I know this is one of the most trivial things to implement in a high level language. In C it goes like this:

void print_integer(unsigned int x)
{
if ((x / 10) != 0) pi(x / 10);
putch((x % 10) + ‘0’);
}

The annoying thing is that you have to div twice and do a modulo once. Which in reality can be merged into a single X86 instruction. Another thing is that if you want to be able to print a normal result for an input of 0 you will have to test the result of the division instead of checking simply x itself. The conversion is done from the least significant digit to the most. But when we display the result (or put it in a buffer) we have to reverse it. Therefore the recursion is so handy here. This is my go in 16bit, it’s a code that I wrote a few years ago, and I just decided I should put it here for a reference. I have to admit that I happened to use this same code for also 32bits or even different processors and since it’s so elegant it works so well and easy to port. But I leave it for you to judge ;)

bits 16
mov ax, 12345
call print_integer
xor ax, ax
call print_integer
ret

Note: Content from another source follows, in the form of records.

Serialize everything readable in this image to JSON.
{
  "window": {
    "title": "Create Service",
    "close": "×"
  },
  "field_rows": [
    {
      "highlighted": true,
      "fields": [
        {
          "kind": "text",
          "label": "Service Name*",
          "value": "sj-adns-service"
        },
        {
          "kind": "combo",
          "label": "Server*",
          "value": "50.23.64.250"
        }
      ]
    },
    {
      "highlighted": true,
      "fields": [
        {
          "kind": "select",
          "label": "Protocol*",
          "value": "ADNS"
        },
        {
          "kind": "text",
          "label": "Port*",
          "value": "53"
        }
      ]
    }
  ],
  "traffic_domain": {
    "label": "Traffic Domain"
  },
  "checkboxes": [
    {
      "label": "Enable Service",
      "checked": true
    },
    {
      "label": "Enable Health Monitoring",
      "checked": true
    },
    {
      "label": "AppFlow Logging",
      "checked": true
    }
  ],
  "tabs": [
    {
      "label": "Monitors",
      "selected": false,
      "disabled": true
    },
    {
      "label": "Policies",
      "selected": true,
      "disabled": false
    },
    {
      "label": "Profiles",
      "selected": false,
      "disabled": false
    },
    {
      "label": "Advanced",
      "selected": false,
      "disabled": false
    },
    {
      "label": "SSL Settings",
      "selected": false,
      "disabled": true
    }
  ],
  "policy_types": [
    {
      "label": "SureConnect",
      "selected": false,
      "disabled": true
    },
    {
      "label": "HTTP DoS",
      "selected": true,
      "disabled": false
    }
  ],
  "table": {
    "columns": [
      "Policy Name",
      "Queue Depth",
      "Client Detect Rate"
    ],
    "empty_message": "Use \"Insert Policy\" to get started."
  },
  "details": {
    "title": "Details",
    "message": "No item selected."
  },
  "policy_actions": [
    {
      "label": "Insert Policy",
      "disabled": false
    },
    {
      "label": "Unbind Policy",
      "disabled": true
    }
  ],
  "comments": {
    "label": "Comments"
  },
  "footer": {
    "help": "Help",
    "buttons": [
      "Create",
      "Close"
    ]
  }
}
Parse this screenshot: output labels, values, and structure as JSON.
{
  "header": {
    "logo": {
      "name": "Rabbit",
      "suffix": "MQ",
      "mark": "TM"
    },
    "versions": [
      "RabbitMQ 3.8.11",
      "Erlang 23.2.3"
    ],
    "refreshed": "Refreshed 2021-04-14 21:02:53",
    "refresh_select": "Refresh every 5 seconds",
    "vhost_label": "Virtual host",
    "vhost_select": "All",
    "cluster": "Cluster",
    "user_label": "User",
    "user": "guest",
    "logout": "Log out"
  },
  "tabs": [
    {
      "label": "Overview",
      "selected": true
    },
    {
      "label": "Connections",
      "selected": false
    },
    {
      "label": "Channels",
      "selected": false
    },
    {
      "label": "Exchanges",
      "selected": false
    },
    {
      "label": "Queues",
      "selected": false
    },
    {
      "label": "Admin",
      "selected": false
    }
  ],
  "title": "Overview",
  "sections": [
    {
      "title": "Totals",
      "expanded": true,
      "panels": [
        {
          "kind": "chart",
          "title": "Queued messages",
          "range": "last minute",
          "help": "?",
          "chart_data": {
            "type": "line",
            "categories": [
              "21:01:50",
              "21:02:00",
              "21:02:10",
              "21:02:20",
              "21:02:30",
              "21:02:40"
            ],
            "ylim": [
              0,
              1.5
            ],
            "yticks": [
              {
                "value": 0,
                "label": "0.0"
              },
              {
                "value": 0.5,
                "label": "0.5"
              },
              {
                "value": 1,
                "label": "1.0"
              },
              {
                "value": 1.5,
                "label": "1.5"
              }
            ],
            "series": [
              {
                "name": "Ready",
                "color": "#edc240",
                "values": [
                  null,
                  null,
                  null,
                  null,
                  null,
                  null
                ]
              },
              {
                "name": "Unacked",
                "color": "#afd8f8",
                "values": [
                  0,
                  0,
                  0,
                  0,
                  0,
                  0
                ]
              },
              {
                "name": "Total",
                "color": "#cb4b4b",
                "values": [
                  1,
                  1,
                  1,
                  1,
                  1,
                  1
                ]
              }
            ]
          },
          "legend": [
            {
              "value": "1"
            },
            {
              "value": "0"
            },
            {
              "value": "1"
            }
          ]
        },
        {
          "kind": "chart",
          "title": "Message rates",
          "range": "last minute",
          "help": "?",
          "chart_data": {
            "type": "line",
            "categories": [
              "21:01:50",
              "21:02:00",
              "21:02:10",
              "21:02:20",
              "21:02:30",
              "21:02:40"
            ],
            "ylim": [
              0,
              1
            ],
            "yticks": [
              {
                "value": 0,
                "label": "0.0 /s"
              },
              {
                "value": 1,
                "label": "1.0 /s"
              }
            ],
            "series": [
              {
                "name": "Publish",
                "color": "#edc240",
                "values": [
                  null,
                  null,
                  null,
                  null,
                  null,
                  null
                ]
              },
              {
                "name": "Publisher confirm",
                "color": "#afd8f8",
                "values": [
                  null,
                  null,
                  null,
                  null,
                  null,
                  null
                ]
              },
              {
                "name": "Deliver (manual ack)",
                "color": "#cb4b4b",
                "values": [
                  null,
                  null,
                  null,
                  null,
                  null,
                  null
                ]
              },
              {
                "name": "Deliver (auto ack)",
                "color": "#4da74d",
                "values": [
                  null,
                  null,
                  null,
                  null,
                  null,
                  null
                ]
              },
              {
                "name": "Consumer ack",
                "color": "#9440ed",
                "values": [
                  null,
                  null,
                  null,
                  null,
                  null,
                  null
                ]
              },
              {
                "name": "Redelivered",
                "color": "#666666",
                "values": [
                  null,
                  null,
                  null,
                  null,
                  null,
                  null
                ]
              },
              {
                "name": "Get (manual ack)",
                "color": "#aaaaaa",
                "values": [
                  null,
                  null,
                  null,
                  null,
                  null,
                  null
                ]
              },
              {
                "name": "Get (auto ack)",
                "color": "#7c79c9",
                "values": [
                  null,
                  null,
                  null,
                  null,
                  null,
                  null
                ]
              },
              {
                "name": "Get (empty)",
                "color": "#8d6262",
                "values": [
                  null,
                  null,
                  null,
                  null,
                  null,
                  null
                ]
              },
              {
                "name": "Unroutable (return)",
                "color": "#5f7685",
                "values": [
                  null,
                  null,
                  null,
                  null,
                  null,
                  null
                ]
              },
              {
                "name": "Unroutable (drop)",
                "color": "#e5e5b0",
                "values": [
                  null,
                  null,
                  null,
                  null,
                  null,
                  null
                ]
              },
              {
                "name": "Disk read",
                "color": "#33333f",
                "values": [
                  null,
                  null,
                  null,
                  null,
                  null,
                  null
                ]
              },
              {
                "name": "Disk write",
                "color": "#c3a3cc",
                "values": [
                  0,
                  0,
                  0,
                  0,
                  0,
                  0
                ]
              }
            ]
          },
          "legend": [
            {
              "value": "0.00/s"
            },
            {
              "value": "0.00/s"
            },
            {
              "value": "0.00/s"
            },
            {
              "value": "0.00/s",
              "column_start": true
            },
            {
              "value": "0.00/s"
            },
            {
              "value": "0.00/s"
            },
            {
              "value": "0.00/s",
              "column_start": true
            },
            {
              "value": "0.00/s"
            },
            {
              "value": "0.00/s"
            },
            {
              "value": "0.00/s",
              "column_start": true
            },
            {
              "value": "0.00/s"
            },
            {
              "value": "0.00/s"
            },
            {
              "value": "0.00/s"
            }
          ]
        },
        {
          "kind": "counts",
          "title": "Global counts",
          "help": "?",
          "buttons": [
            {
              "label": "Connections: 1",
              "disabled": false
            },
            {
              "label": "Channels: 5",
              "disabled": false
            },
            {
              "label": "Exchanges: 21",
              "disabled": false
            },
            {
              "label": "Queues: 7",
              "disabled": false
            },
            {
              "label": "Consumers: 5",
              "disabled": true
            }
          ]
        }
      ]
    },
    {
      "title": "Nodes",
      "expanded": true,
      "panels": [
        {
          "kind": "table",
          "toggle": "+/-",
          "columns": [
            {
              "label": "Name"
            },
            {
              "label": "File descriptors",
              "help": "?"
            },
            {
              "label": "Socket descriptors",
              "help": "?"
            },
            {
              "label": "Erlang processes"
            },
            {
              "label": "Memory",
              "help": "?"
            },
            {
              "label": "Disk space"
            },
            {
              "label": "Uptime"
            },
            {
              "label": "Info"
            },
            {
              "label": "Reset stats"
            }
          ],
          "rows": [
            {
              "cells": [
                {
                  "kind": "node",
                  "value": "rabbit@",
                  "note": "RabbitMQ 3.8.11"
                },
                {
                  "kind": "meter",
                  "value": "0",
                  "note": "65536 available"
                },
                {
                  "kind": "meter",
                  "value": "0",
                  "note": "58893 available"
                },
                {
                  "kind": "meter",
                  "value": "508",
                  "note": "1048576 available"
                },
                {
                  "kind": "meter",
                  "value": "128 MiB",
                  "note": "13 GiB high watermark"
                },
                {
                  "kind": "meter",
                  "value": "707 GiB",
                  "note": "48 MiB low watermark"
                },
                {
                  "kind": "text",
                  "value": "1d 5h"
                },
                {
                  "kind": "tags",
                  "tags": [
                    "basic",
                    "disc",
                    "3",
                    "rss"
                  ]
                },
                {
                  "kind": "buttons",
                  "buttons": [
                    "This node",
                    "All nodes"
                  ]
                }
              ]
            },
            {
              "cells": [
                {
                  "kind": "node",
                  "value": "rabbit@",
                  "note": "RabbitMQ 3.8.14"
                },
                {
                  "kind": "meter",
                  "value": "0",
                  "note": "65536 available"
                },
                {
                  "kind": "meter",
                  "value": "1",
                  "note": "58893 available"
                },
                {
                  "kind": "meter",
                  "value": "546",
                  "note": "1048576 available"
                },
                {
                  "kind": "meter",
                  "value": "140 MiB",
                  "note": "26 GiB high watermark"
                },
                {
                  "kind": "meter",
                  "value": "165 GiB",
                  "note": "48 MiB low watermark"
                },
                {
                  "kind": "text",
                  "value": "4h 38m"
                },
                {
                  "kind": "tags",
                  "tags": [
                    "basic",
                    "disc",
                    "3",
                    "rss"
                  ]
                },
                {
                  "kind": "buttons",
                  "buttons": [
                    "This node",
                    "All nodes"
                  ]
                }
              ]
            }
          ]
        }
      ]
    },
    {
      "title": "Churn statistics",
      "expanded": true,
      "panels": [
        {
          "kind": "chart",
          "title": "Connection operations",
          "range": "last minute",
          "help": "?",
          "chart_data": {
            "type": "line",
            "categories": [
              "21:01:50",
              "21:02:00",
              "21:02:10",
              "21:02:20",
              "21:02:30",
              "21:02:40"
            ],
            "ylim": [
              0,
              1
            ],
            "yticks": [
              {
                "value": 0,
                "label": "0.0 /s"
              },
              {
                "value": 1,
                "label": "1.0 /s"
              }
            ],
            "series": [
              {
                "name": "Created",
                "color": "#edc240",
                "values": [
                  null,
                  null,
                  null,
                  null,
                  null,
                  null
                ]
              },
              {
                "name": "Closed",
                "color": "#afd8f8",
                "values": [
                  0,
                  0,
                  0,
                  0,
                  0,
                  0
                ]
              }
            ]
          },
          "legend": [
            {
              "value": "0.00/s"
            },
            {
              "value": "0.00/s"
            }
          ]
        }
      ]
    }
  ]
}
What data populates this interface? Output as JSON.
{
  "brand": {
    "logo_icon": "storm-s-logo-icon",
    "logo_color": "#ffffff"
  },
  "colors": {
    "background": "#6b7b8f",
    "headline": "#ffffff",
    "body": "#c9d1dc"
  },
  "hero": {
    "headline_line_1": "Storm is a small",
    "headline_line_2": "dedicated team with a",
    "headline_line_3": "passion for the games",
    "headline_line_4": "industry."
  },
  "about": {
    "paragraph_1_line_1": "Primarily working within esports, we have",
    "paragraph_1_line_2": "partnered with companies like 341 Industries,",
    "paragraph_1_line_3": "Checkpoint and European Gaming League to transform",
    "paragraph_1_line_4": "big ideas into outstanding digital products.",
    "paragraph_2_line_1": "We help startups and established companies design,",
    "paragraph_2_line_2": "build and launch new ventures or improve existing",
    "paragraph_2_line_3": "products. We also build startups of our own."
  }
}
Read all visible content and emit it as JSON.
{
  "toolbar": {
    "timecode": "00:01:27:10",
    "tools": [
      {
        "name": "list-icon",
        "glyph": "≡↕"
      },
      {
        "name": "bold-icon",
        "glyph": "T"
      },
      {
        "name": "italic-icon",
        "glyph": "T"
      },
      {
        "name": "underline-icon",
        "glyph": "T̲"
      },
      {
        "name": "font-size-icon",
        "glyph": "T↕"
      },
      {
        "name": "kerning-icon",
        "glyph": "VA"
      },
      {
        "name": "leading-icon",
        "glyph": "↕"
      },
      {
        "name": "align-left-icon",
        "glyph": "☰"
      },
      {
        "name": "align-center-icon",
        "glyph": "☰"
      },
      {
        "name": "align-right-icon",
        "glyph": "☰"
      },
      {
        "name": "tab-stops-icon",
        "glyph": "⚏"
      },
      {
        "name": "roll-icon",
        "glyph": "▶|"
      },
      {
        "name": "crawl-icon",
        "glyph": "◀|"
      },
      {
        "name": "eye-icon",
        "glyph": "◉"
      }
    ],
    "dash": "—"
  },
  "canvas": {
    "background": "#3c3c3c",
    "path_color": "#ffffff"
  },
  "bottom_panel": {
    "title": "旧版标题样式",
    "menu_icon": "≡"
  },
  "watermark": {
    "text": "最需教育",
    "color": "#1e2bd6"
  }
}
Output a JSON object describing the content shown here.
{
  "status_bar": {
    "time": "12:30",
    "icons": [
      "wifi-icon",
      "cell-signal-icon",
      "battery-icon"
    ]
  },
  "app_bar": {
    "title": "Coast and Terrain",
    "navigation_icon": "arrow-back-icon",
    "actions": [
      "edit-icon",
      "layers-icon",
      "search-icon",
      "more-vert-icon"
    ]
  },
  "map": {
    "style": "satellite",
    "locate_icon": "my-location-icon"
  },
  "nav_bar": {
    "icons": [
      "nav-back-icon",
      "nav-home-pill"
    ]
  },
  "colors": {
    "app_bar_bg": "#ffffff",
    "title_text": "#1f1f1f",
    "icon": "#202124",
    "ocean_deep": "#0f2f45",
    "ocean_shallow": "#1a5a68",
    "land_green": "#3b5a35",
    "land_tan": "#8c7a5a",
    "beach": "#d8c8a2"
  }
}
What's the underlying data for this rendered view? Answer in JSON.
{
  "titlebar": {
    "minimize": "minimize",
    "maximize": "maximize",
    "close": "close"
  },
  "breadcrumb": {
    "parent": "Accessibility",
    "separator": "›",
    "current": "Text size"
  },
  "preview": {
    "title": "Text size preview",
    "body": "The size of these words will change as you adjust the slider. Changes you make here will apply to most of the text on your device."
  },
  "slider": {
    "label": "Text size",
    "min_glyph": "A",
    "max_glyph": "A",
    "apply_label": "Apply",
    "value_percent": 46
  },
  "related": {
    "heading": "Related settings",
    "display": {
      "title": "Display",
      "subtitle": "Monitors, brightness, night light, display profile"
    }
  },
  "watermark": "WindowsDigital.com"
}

print_integer:
; base 10
push byte 10
pop bx
.next:; make a 32 bits division, remainder in dx, quotient in ax
xor dx, dx
div bx
push dx ; push remainder
or ax, ax ; if the result if 0, we will stop recursing
jz .stop
call .next ; now this is the coolest twist ever, the IP that is pushed onto the stack…
.stop:
pop ax ; get the remainder (in reversed order)
add al, 0x30 ; convert it to a character
int 0x29 ; use (what used to be an undocumented) interrupt to print al
ret ; go back to ‘stop’ and read the next digit…

I urge you to compile the C code with full optimization and compare the codes for yourself.

### 4 Responses to “Converting An Integer To Decimal – Assembly Style”

1. Peter Ferrie says:

print_integer:
aam
call .next
.next
xchg ah, al
int 0x29
ret

2. arkon says:

Ofc Peter :) but now its input is a byte rather than a word(/dword)… it’s cute nevertheless

3. arkon says:

Though it seems you missed a few lines…oi?

4. Peter Ferrie says:

It just needs a push/pop. Here’s the whole thing:

mov ax, 12345
call print_integer
xor ax, ax
call print_integer
ret

print_integer:
push ax
xchg ah, al
call .next1
pop ax
.next1:
aam
call .next2
.next2:
xchg ah, al